═════ Task data ═════

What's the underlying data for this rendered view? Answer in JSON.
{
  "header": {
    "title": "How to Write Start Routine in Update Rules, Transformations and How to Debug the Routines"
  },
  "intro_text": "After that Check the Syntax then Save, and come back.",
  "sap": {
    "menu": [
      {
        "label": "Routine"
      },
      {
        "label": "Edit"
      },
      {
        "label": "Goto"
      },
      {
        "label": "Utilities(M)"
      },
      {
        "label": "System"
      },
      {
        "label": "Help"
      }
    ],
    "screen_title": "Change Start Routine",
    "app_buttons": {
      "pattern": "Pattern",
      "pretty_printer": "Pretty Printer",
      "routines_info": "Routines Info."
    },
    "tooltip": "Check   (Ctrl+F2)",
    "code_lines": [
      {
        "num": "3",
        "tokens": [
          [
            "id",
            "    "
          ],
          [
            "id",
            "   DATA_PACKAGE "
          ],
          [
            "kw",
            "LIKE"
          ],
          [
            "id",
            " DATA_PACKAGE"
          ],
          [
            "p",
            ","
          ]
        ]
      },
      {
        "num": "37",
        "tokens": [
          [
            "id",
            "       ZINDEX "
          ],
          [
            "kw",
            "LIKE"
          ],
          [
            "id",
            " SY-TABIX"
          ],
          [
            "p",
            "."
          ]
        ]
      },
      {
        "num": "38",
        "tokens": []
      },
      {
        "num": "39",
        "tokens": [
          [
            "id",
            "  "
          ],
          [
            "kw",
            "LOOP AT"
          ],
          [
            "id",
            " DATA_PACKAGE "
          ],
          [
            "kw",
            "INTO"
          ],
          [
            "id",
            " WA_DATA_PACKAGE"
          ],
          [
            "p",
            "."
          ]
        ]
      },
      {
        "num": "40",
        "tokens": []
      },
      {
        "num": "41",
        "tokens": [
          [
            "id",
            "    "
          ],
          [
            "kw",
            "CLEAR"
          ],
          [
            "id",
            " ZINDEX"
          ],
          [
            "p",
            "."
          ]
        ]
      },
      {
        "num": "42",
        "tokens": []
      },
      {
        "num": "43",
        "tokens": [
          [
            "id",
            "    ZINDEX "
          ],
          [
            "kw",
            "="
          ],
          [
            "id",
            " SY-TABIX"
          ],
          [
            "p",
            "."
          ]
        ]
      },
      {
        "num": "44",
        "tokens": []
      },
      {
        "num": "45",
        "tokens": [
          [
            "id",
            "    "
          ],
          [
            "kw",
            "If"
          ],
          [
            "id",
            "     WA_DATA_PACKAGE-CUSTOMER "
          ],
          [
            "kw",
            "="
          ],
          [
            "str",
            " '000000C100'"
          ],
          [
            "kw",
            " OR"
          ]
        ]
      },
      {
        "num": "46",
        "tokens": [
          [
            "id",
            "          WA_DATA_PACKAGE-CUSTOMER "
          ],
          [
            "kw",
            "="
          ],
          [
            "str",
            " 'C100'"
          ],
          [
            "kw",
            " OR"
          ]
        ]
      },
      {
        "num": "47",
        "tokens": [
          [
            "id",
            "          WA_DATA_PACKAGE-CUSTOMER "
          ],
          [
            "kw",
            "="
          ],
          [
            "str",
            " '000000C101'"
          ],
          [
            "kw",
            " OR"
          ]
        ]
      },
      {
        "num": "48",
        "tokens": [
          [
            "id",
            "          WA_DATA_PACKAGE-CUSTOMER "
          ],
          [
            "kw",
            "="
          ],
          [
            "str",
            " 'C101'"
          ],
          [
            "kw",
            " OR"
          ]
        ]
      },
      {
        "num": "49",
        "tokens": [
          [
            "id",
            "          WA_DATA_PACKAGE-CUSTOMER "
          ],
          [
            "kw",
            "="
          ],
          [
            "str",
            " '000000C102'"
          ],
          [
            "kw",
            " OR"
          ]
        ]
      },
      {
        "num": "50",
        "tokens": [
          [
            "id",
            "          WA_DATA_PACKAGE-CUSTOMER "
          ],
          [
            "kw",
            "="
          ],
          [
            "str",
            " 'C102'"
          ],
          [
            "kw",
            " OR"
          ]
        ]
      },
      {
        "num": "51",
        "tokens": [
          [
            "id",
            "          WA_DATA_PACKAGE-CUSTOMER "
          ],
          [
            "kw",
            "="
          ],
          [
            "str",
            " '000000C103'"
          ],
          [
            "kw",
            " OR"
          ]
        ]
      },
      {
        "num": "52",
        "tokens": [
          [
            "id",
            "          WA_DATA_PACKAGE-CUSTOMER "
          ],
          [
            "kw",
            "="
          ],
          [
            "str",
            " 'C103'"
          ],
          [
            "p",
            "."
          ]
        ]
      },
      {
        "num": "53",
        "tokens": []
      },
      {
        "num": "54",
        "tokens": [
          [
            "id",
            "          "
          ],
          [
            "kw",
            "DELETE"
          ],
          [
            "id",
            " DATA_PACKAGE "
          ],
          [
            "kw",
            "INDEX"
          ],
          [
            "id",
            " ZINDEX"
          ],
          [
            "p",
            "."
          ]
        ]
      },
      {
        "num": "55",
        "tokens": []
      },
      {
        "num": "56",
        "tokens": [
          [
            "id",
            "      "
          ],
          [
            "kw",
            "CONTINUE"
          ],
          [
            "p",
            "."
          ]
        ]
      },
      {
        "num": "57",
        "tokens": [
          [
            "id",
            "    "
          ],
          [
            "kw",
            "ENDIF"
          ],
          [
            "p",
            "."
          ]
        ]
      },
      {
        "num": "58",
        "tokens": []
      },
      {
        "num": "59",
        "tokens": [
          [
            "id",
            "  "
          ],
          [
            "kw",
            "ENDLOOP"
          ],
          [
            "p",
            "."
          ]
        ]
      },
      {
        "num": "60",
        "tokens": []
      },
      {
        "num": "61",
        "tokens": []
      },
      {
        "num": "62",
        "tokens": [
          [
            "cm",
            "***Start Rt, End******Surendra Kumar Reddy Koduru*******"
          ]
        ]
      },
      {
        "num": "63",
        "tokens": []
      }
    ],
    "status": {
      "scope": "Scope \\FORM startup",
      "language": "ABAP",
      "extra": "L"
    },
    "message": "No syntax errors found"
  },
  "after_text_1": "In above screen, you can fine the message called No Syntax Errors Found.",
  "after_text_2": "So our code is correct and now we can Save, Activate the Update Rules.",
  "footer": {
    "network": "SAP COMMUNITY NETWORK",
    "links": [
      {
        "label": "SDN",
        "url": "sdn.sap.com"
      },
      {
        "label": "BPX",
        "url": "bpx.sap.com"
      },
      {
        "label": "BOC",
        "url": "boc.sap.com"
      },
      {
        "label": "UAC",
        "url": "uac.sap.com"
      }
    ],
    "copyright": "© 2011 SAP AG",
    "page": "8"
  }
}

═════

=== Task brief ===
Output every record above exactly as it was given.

=== Solution for this problem ===
What's the underlying data for this rendered view? Answer in JSON.
{
  "header": {
    "title": "How to Write Start Routine in Update Rules, Transformations and How to Debug the Routines"
  },
  "intro_text": "After that Check the Syntax then Save, and come back.",
  "sap": {
    "menu": [
      {
        "label": "Routine"
      },
      {
        "label": "Edit"
      },
      {
        "label": "Goto"
      },
      {
        "label": "Utilities(M)"
      },
      {
        "label": "System"
      },
      {
        "label": "Help"
      }
    ],
    "screen_title": "Change Start Routine",
    "app_buttons": {
      "pattern": "Pattern",
      "pretty_printer": "Pretty Printer",
      "routines_info": "Routines Info."
    },
    "tooltip": "Check   (Ctrl+F2)",
    "code_lines": [
      {
        "num": "3",
        "tokens": [
          [
            "id",
            "    "
          ],
          [
            "id",
            "   DATA_PACKAGE "
          ],
          [
            "kw",
            "LIKE"
          ],
          [
            "id",
            " DATA_PACKAGE"
          ],
          [
            "p",
            ","
          ]
        ]
      },
      {
        "num": "37",
        "tokens": [
          [
            "id",
            "       ZINDEX "
          ],
          [
            "kw",
            "LIKE"
          ],
          [
            "id",
            " SY-TABIX"
          ],
          [
            "p",
            "."
          ]
        ]
      },
      {
        "num": "38",
        "tokens": []
      },
      {
        "num": "39",
        "tokens": [
          [
            "id",
            "  "
          ],
          [
            "kw",
            "LOOP AT"
          ],
          [
            "id",
            " DATA_PACKAGE "
          ],
          [
            "kw",
            "INTO"
          ],
          [
            "id",
            " WA_DATA_PACKAGE"
          ],
          [
            "p",
            "."
          ]
        ]
      },
      {
        "num": "40",
        "tokens": []
      },
      {
        "num": "41",
        "tokens": [
          [
            "id",
            "    "
          ],
          [
            "kw",
            "CLEAR"
          ],
          [
            "id",
            " ZINDEX"
          ],
          [
            "p",
            "."
          ]
        ]
      },
      {
        "num": "42",
        "tokens": []
      },
      {
        "num": "43",
        "tokens": [
          [
            "id",
            "    ZINDEX "
          ],
          [
            "kw",
            "="
          ],
          [
            "id",
            " SY-TABIX"
          ],
          [
            "p",
            "."
          ]
        ]
      },
      {
        "num": "44",
        "tokens": []
      },
      {
        "num": "45",
        "tokens": [
          [
            "id",
            "    "
          ],
          [
            "kw",
            "If"
          ],
          [
            "id",
            "     WA_DATA_PACKAGE-CUSTOMER "
          ],
          [
            "kw",
            "="
          ],
          [
            "str",
            " '000000C100'"
          ],
          [
            "kw",
            " OR"
          ]
        ]
      },
      {
        "num": "46",
        "tokens": [
          [
            "id",
            "          WA_DATA_PACKAGE-CUSTOMER "
          ],
          [
            "kw",
            "="
          ],
          [
            "str",
            " 'C100'"
          ],
          [
            "kw",
            " OR"
          ]
        ]
      },
      {
        "num": "47",
        "tokens": [
          [
            "id",
            "          WA_DATA_PACKAGE-CUSTOMER "
          ],
          [
            "kw",
            "="
          ],
          [
            "str",
            " '000000C101'"
          ],
          [
            "kw",
            " OR"
          ]
        ]
      },
      {
        "num": "48",
        "tokens": [
          [
            "id",
            "          WA_DATA_PACKAGE-CUSTOMER "
          ],
          [
            "kw",
            "="
          ],
          [
            "str",
            " 'C101'"
          ],
          [
            "kw",
            " OR"
          ]
        ]
      },
      {
        "num": "49",
        "tokens": [
          [
            "id",
            "          WA_DATA_PACKAGE-CUSTOMER "
          ],
          [
            "kw",
            "="
          ],
          [
            "str",
            " '000000C102'"
          ],
          [
            "kw",
            " OR"
          ]
        ]
      },
      {
        "num": "50",
        "tokens": [
          [
            "id",
            "          WA_DATA_PACKAGE-CUSTOMER "
          ],
          [
            "kw",
            "="
          ],
          [
            "str",
            " 'C102'"
          ],
          [
            "kw",
            " OR"
          ]
        ]
      },
      {
        "num": "51",
        "tokens": [
          [
            "id",
            "          WA_DATA_PACKAGE-CUSTOMER "
          ],
          [
            "kw",
            "="
          ],
          [
            "str",
            " '000000C103'"
          ],
          [
            "kw",
            " OR"
          ]
        ]
      },
      {
        "num": "52",
        "tokens": [
          [
            "id",
            "          WA_DATA_PACKAGE-CUSTOMER "
          ],
          [
            "kw",
            "="
          ],
          [
            "str",
            " 'C103'"
          ],
          [
            "p",
            "."
          ]
        ]
      },
      {
        "num": "53",
        "tokens": []
      },
      {
        "num": "54",
        "tokens": [
          [
            "id",
            "          "
          ],
          [
            "kw",
            "DELETE"
          ],
          [
            "id",
            " DATA_PACKAGE "
          ],
          [
            "kw",
            "INDEX"
          ],
          [
            "id",
            " ZINDEX"
          ],
          [
            "p",
            "."
          ]
        ]
      },
      {
        "num": "55",
        "tokens": []
      },
      {
        "num": "56",
        "tokens": [
          [
            "id",
            "      "
          ],
          [
            "kw",
            "CONTINUE"
          ],
          [
            "p",
            "."
          ]
        ]
      },
      {
        "num": "57",
        "tokens": [
          [
            "id",
            "    "
          ],
          [
            "kw",
            "ENDIF"
          ],
          [
            "p",
            "."
          ]
        ]
      },
      {
        "num": "58",
        "tokens": []
      },
      {
        "num": "59",
        "tokens": [
          [
            "id",
            "  "
          ],
          [
            "kw",
            "ENDLOOP"
          ],
          [
            "p",
            "."
          ]
        ]
      },
      {
        "num": "60",
        "tokens": []
      },
      {
        "num": "61",
        "tokens": []
      },
      {
        "num": "62",
        "tokens": [
          [
            "cm",
            "***Start Rt, End******Surendra Kumar Reddy Koduru*******"
          ]
        ]
      },
      {
        "num": "63",
        "tokens": []
      }
    ],
    "status": {
      "scope": "Scope \\FORM startup",
      "language": "ABAP",
      "extra": "L"
    },
    "message": "No syntax errors found"
  },
  "after_text_1": "In above screen, you can fine the message called No Syntax Errors Found.",
  "after_text_2": "So our code is correct and now we can Save, Activate the Update Rules.",
  "footer": {
    "network": "SAP COMMUNITY NETWORK",
    "links": [
      {
        "label": "SDN",
        "url": "sdn.sap.com"
      },
      {
        "label": "BPX",
        "url": "bpx.sap.com"
      },
      {
        "label": "BOC",
        "url": "boc.sap.com"
      },
      {
        "label": "UAC",
        "url": "uac.sap.com"
      }
    ],
    "copyright": "© 2011 SAP AG",
    "page": "8"
  }
}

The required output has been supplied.